◆ DESCRIPTION OF THE TASK: Your reply is to be the lines below, exactly as written, with images omitted.

(EXTRACTED DATA)

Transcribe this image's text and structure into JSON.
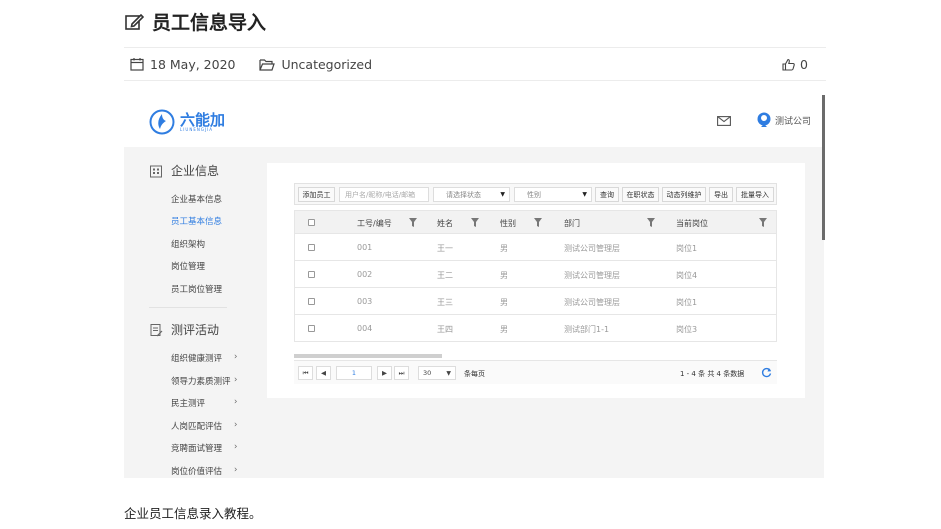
{
  "post": {
    "title": "员工信息导入",
    "date": "18 May, 2020",
    "category": "Uncategorized",
    "likes": "0",
    "caption": "企业员工信息录入教程。"
  },
  "app": {
    "logo_text": "六能加",
    "logo_sub": "LIUNENGJIA",
    "user_name": "测试公司",
    "accent": "#2f7de1"
  },
  "sidebar": {
    "section1": "企业信息",
    "items1": [
      "企业基本信息",
      "员工基本信息",
      "组织架构",
      "岗位管理",
      "员工岗位管理"
    ],
    "section2": "测评活动",
    "items2": [
      "组织健康测评",
      "领导力素质测评",
      "民主测评",
      "人岗匹配评估",
      "竞聘面试管理",
      "岗位价值评估"
    ]
  },
  "toolbar": {
    "add": "添加员工",
    "search_placeholder": "用户名/昵称/电话/邮箱",
    "status_placeholder": "请选择状态",
    "gender_placeholder": "性别",
    "query": "查询",
    "on_job": "在职状态",
    "dynamic": "动态列维护",
    "export": "导出",
    "bulk_import": "批量导入"
  },
  "table": {
    "headers": [
      "工号/编号",
      "姓名",
      "性别",
      "部门",
      "当前岗位"
    ],
    "rows": [
      [
        "001",
        "王一",
        "男",
        "测试公司管理层",
        "岗位1"
      ],
      [
        "002",
        "王二",
        "男",
        "测试公司管理层",
        "岗位4"
      ],
      [
        "003",
        "王三",
        "男",
        "测试公司管理层",
        "岗位1"
      ],
      [
        "004",
        "王四",
        "男",
        "测试部门1-1",
        "岗位3"
      ]
    ]
  },
  "pager": {
    "first": "⏮",
    "prev": "◀",
    "page": "1",
    "next": "▶",
    "last": "⏭",
    "page_size": "30",
    "per_page_label": "条每页",
    "summary": "1 - 4 条   共 4 条数据"
  }
}
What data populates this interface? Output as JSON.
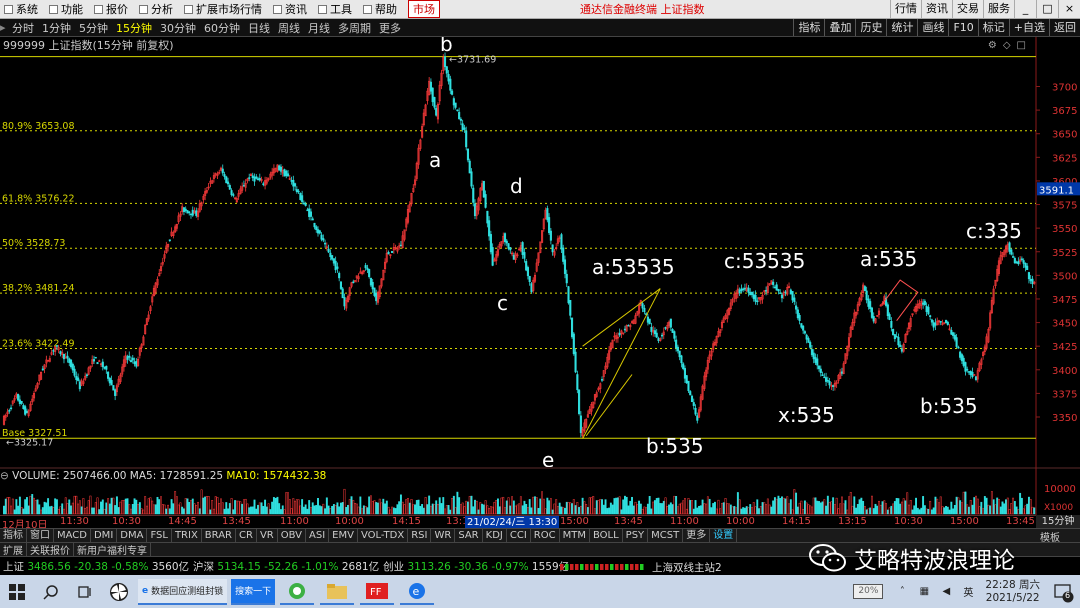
{
  "menu": {
    "items": [
      "系统",
      "功能",
      "报价",
      "分析",
      "扩展市场行情",
      "资讯",
      "工具",
      "帮助"
    ],
    "active": "市场",
    "title": "通达信金融终端  上证指数",
    "right_buttons": [
      "行情",
      "资讯",
      "交易",
      "服务"
    ],
    "window_controls": [
      "_",
      "□",
      "×"
    ]
  },
  "periods": {
    "items": [
      "分时",
      "1分钟",
      "5分钟",
      "15分钟",
      "30分钟",
      "60分钟",
      "日线",
      "周线",
      "月线",
      "多周期",
      "更多"
    ],
    "active_index": 3,
    "tools": [
      "指标",
      "叠加",
      "历史",
      "统计",
      "画线",
      "F10",
      "标记",
      "+自选",
      "返回"
    ]
  },
  "chart": {
    "header": "999999 上证指数(15分钟 前复权)",
    "current_price": "3591.1",
    "price_ticks": [
      "3700",
      "3675",
      "3650",
      "3625",
      "3600",
      "3575",
      "3550",
      "3525",
      "3500",
      "3475",
      "3450",
      "3425",
      "3400",
      "3375",
      "3350"
    ],
    "fib_levels": [
      {
        "label": "80.9% 3653.08",
        "value": 3653.08
      },
      {
        "label": "61.8% 3576.22",
        "value": 3576.22
      },
      {
        "label": "50% 3528.73",
        "value": 3528.73
      },
      {
        "label": "38.2% 3481.24",
        "value": 3481.24
      },
      {
        "label": "23.6% 3422.49",
        "value": 3422.49
      },
      {
        "label": "Base 3327.51",
        "value": 3327.51
      }
    ],
    "top_line_value": 3731.69,
    "high_label": "3731.69",
    "low_label": "3325.17",
    "wave_labels": [
      "b",
      "a",
      "d",
      "c",
      "e",
      "a:53535",
      "b:535",
      "c:53535",
      "x:535",
      "a:535",
      "b:535",
      "c:335"
    ],
    "colors": {
      "up": "#ff3b3b",
      "down": "#30e0e0",
      "fib": "#d8d800",
      "channel": "#d8c800",
      "axis": "#8b1a1a"
    }
  },
  "volume": {
    "label": "VOLUME: 2507466.00",
    "ma5": "MA5: 1728591.25",
    "ma10": "MA10: 1574432.38",
    "tick": "10000",
    "unit": "X1000"
  },
  "time_axis": {
    "labels": [
      "12月10日",
      "11:30",
      "10:30",
      "14:45",
      "13:45",
      "11:00",
      "10:00",
      "14:15",
      "13:15",
      "15:00",
      "13:45",
      "11:00",
      "10:00",
      "14:15",
      "13:15",
      "10:30",
      "15:00",
      "13:45"
    ],
    "cursor": "21/02/24/三 13:30",
    "period": "15分钟"
  },
  "indicators": {
    "items": [
      "指标",
      "窗口",
      "MACD",
      "DMI",
      "DMA",
      "FSL",
      "TRIX",
      "BRAR",
      "CR",
      "VR",
      "OBV",
      "ASI",
      "EMV",
      "VOL-TDX",
      "RSI",
      "WR",
      "SAR",
      "KDJ",
      "CCI",
      "ROC",
      "MTM",
      "BOLL",
      "PSY",
      "MCST",
      "更多",
      "设置"
    ],
    "template": "模板"
  },
  "info_tabs": [
    "扩展",
    "关联报价",
    "新用户福利专享"
  ],
  "ticker": {
    "items": [
      {
        "name": "上证",
        "price": "3486.56",
        "change": "-20.38",
        "pct": "-0.58%",
        "amount": "3560亿"
      },
      {
        "name": "沪深",
        "price": "5134.15",
        "change": "-52.26",
        "pct": "-1.01%",
        "amount": "2681亿"
      },
      {
        "name": "创业",
        "price": "3113.26",
        "change": "-30.36",
        "pct": "-0.97%",
        "amount": "1559亿"
      }
    ],
    "station": "上海双线主站2"
  },
  "watermark": "艾略特波浪理论",
  "taskbar": {
    "apps": [
      {
        "label": "数据回应测组封锁"
      },
      {
        "label": "搜索一下"
      }
    ],
    "battery": "20%",
    "ime": "英",
    "time": "22:28 周六",
    "date": "2021/5/22",
    "badge": "6"
  }
}
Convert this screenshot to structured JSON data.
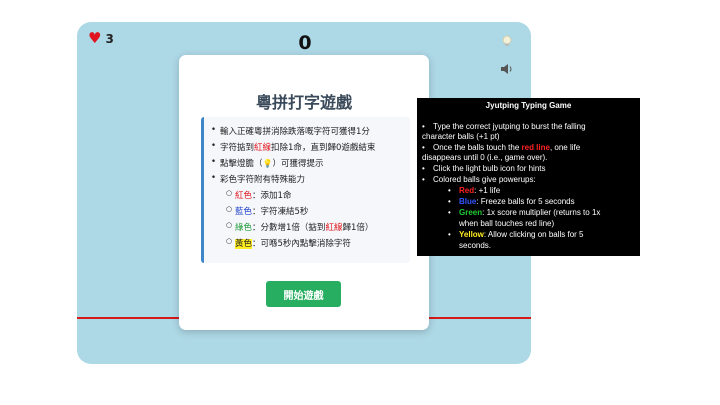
{
  "hud": {
    "lives": "3",
    "score": "0",
    "icons": {
      "lives": "heart-icon",
      "hint": "light-bulb-icon",
      "sound": "speaker-icon"
    }
  },
  "colors": {
    "game_bg": "#add8e6",
    "red_line": "#d61a1a",
    "start_button": "#27ae60",
    "rules_border": "#3e86c8"
  },
  "card": {
    "title": "粵拼打字遊戲",
    "rules": [
      "輸入正確粵拼消除跌落嘅字符可獲得1分",
      "字符掂到",
      "紅線",
      "扣除1命，直到歸0遊戲結束",
      "點擊燈膽（",
      "）可獲得提示",
      "彩色字符附有特殊能力"
    ],
    "powerups": {
      "red_label": "紅色",
      "red_desc": "：添加1命",
      "blue_label": "藍色",
      "blue_desc": "：字符凍結5秒",
      "green_label": "綠色",
      "green_desc": "：分數增1倍（掂到",
      "green_red_line": "紅線",
      "green_end": "歸1倍）",
      "yellow_label": "黃色",
      "yellow_desc": "：可喺5秒內點擊消除字符"
    },
    "start_button": "開始遊戲"
  },
  "tooltip": {
    "title": "Jyutping Typing Game",
    "items": [
      "Type the correct jyutping to burst the falling",
      "character balls (+1 pt)",
      "Once the balls touch the ",
      "red line",
      ", one life",
      "disappears until 0 (i.e., game over).",
      "Click the light bulb icon for hints",
      "Colored balls give powerups:"
    ],
    "powerups": {
      "red_label": "Red",
      "red_desc": ": +1 life",
      "blue_label": "Blue",
      "blue_desc": ": Freeze balls for 5 seconds",
      "green_label": "Green",
      "green_desc": ": 1x score multiplier (returns to 1x",
      "green_cont": "when ball touches red line)",
      "yellow_label": "Yellow",
      "yellow_desc": ": Allow clicking on balls for 5",
      "yellow_cont": "seconds."
    }
  }
}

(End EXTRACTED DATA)

◆ ANSWER SPACE:
Transcribe this image's text and structure into JSON.
{
  "post": {
    "title": "员工信息导入",
    "date": "18 May, 2020",
    "category": "Uncategorized",
    "likes": "0",
    "caption": "企业员工信息录入教程。"
  },
  "app": {
    "logo_text": "六能加",
    "logo_sub": "LIUNENGJIA",
    "user_name": "测试公司",
    "accent": "#2f7de1"
  },
  "sidebar": {
    "section1": "企业信息",
    "items1": [
      "企业基本信息",
      "员工基本信息",
      "组织架构",
      "岗位管理",
      "员工岗位管理"
    ],
    "section2": "测评活动",
    "items2": [
      "组织健康测评",
      "领导力素质测评",
      "民主测评",
      "人岗匹配评估",
      "竞聘面试管理",
      "岗位价值评估"
    ]
  },
  "toolbar": {
    "add": "添加员工",
    "search_placeholder": "用户名/昵称/电话/邮箱",
    "status_placeholder": "请选择状态",
    "gender_placeholder": "性别",
    "query": "查询",
    "on_job": "在职状态",
    "dynamic": "动态列维护",
    "export": "导出",
    "bulk_import": "批量导入"
  },
  "table": {
    "headers": [
      "工号/编号",
      "姓名",
      "性别",
      "部门",
      "当前岗位"
    ],
    "rows": [
      [
        "001",
        "王一",
        "男",
        "测试公司管理层",
        "岗位1"
      ],
      [
        "002",
        "王二",
        "男",
        "测试公司管理层",
        "岗位4"
      ],
      [
        "003",
        "王三",
        "男",
        "测试公司管理层",
        "岗位1"
      ],
      [
        "004",
        "王四",
        "男",
        "测试部门1-1",
        "岗位3"
      ]
    ]
  },
  "pager": {
    "first": "⏮",
    "prev": "◀",
    "page": "1",
    "next": "▶",
    "last": "⏭",
    "page_size": "30",
    "per_page_label": "条每页",
    "summary": "1 - 4 条   共 4 条数据"
  }
}
What data populates this interface? Output as JSON.
{
  "menu": {
    "items": [
      "系统",
      "功能",
      "报价",
      "分析",
      "扩展市场行情",
      "资讯",
      "工具",
      "帮助"
    ],
    "active": "市场",
    "title": "通达信金融终端  上证指数",
    "right_buttons": [
      "行情",
      "资讯",
      "交易",
      "服务"
    ],
    "window_controls": [
      "_",
      "□",
      "×"
    ]
  },
  "periods": {
    "items": [
      "分时",
      "1分钟",
      "5分钟",
      "15分钟",
      "30分钟",
      "60分钟",
      "日线",
      "周线",
      "月线",
      "多周期",
      "更多"
    ],
    "active_index": 3,
    "tools": [
      "指标",
      "叠加",
      "历史",
      "统计",
      "画线",
      "F10",
      "标记",
      "+自选",
      "返回"
    ]
  },
  "chart": {
    "header": "999999 上证指数(15分钟 前复权)",
    "current_price": "3591.1",
    "price_ticks": [
      "3700",
      "3675",
      "3650",
      "3625",
      "3600",
      "3575",
      "3550",
      "3525",
      "3500",
      "3475",
      "3450",
      "3425",
      "3400",
      "3375",
      "3350"
    ],
    "fib_levels": [
      {
        "label": "80.9% 3653.08",
        "value": 3653.08
      },
      {
        "label": "61.8% 3576.22",
        "value": 3576.22
      },
      {
        "label": "50% 3528.73",
        "value": 3528.73
      },
      {
        "label": "38.2% 3481.24",
        "value": 3481.24
      },
      {
        "label": "23.6% 3422.49",
        "value": 3422.49
      },
      {
        "label": "Base 3327.51",
        "value": 3327.51
      }
    ],
    "top_line_value": 3731.69,
    "high_label": "3731.69",
    "low_label": "3325.17",
    "wave_labels": [
      "b",
      "a",
      "d",
      "c",
      "e",
      "a:53535",
      "b:535",
      "c:53535",
      "x:535",
      "a:535",
      "b:535",
      "c:335"
    ],
    "colors": {
      "up": "#ff3b3b",
      "down": "#30e0e0",
      "fib": "#d8d800",
      "channel": "#d8c800",
      "axis": "#8b1a1a"
    }
  },
  "volume": {
    "label": "VOLUME: 2507466.00",
    "ma5": "MA5: 1728591.25",
    "ma10": "MA10: 1574432.38",
    "tick": "10000",
    "unit": "X1000"
  },
  "time_axis": {
    "labels": [
      "12月10日",
      "11:30",
      "10:30",
      "14:45",
      "13:45",
      "11:00",
      "10:00",
      "14:15",
      "13:15",
      "15:00",
      "13:45",
      "11:00",
      "10:00",
      "14:15",
      "13:15",
      "10:30",
      "15:00",
      "13:45"
    ],
    "cursor": "21/02/24/三 13:30",
    "period": "15分钟"
  },
  "indicators": {
    "items": [
      "指标",
      "窗口",
      "MACD",
      "DMI",
      "DMA",
      "FSL",
      "TRIX",
      "BRAR",
      "CR",
      "VR",
      "OBV",
      "ASI",
      "EMV",
      "VOL-TDX",
      "RSI",
      "WR",
      "SAR",
      "KDJ",
      "CCI",
      "ROC",
      "MTM",
      "BOLL",
      "PSY",
      "MCST",
      "更多",
      "设置"
    ],
    "template": "模板"
  },
  "info_tabs": [
    "扩展",
    "关联报价",
    "新用户福利专享"
  ],
  "ticker": {
    "items": [
      {
        "name": "上证",
        "price": "3486.56",
        "change": "-20.38",
        "pct": "-0.58%",
        "amount": "3560亿"
      },
      {
        "name": "沪深",
        "price": "5134.15",
        "change": "-52.26",
        "pct": "-1.01%",
        "amount": "2681亿"
      },
      {
        "name": "创业",
        "price": "3113.26",
        "change": "-30.36",
        "pct": "-0.97%",
        "amount": "1559亿"
      }
    ],
    "station": "上海双线主站2"
  },
  "watermark": "艾略特波浪理论",
  "taskbar": {
    "apps": [
      {
        "label": "数据回应测组封锁"
      },
      {
        "label": "搜索一下"
      }
    ],
    "battery": "20%",
    "ime": "英",
    "time": "22:28 周六",
    "date": "2021/5/22",
    "badge": "6"
  }
}
Convert this screenshot to structured JSON data.
{
  "hud": {
    "lives": "3",
    "score": "0",
    "icons": {
      "lives": "heart-icon",
      "hint": "light-bulb-icon",
      "sound": "speaker-icon"
    }
  },
  "colors": {
    "game_bg": "#add8e6",
    "red_line": "#d61a1a",
    "start_button": "#27ae60",
    "rules_border": "#3e86c8"
  },
  "card": {
    "title": "粵拼打字遊戲",
    "rules": [
      "輸入正確粵拼消除跌落嘅字符可獲得1分",
      "字符掂到",
      "紅線",
      "扣除1命，直到歸0遊戲結束",
      "點擊燈膽（",
      "）可獲得提示",
      "彩色字符附有特殊能力"
    ],
    "powerups": {
      "red_label": "紅色",
      "red_desc": "：添加1命",
      "blue_label": "藍色",
      "blue_desc": "：字符凍結5秒",
      "green_label": "綠色",
      "green_desc": "：分數增1倍（掂到",
      "green_red_line": "紅線",
      "green_end": "歸1倍）",
      "yellow_label": "黃色",
      "yellow_desc": "：可喺5秒內點擊消除字符"
    },
    "start_button": "開始遊戲"
  },
  "tooltip": {
    "title": "Jyutping Typing Game",
    "items": [
      "Type the correct jyutping to burst the falling",
      "character balls (+1 pt)",
      "Once the balls touch the ",
      "red line",
      ", one life",
      "disappears until 0 (i.e., game over).",
      "Click the light bulb icon for hints",
      "Colored balls give powerups:"
    ],
    "powerups": {
      "red_label": "Red",
      "red_desc": ": +1 life",
      "blue_label": "Blue",
      "blue_desc": ": Freeze balls for 5 seconds",
      "green_label": "Green",
      "green_desc": ": 1x score multiplier (returns to 1x",
      "green_cont": "when ball touches red line)",
      "yellow_label": "Yellow",
      "yellow_desc": ": Allow clicking on balls for 5",
      "yellow_cont": "seconds."
    }
  }
}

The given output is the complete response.